December 6, 1958: Pioneer 3, an American unmanned satellite, failed to reach the moon, but discovers a second radiation belt around the Earth.
December 6, 1963, The Beatles released their first Christmas recording: The Beatles Christmas Record.
December 6, 1965, US release of Rubber Soul. The American version differed markedly from the UK release. Capitol removed the tracks "Drive My Car," "Nowhere Man," "What Goes On," and "If I Needed Someone," and replaced them with two from the UK Help! album, "I've Just Seen a Face" and "It's Only Love." The song sequence, placing the Help! tracks at the beginning of each side, Rubber Soul appeared as a "folk rock" album to angle The Beatles into that emergent American genre during 1965. The changes angered the Beatles.
December 6, 1968: The Rolling Stones released Beggars Banquet album. (see Rolling Stones Altamont Banquet)
December 6, 1969: Altamont Free Concert: (at the Altamont Speedway in northern California, between Tracy and Livermore) headlined and organized by The Rolling Stones, it also featured, in order of appearance: Santana, The Flying Burrito Brothers, The Jefferson Airplane, and Crosby, Stills, Nash & Young, with the Rolling Stones taking the stage as the final act. The Grateful Dead were also scheduled to perform, but declined to play shortly before their scheduled appearance due to the increasing violence at the venue (see Rolling Stones Altamont Banquet). December 6 – 19, 1969: “Na Na Hey Hey (Kiss Him Goodbye)” by Steam #1 on the Billboard Hot 100.
December 6, 1973: the House of Representatives voted 387–35 to confirm Gerald Ford as Vice President; he was sworn in the same day.
December 6, 1974: George Maynard appeared in Lebanon District Court to answer the charge. After waiving his right to counsel, he entered a plea of not guilty and proceeded to explain his religious objections to the motto. The state trial judge expressed sympathy for Maynard's situation, but considered himself bound by the authority of State v. Hoskin to hold Maynard guilty. A $25 fine was imposed, but was suspended during "good behavior." (see

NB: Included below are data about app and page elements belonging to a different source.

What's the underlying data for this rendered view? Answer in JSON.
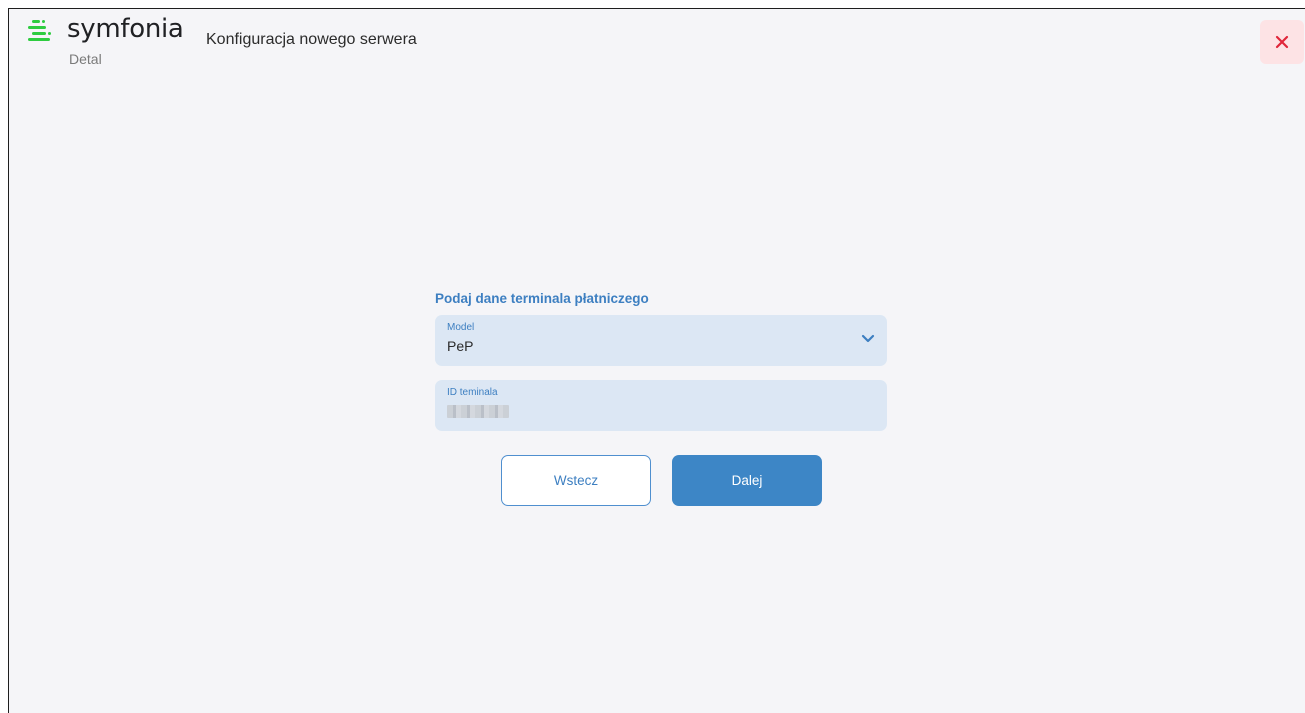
{
  "app": {
    "brand_name": "symfonia",
    "brand_sub": "Detal",
    "accent_color": "#3d86c6",
    "brand_green": "#2ecc40"
  },
  "header": {
    "title": "Konfiguracja nowego serwera",
    "close_icon": "close-icon"
  },
  "form": {
    "title": "Podaj dane terminala płatniczego",
    "model": {
      "label": "Model",
      "value": "PeP",
      "icon": "chevron-down-icon"
    },
    "terminal_id": {
      "label": "ID teminala",
      "value": ""
    }
  },
  "buttons": {
    "back_label": "Wstecz",
    "next_label": "Dalej"
  }
}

December 6, 1983: a congressional subcommittee released The Federal Response to AIDS, a report criticizing the U.S. Government for failure to invest sufficient funding in AIDS surveillance and research. December 6, 1995: President Clinton hosted the first White House Conference on HIV/AIDS.
Iraq War II
December 6, 2006: the bipartisan Iraq Study Group concluded that President George W. Bush's war policies had failed in almost every regard, and said the situation in Iraq was "grave and deteriorating."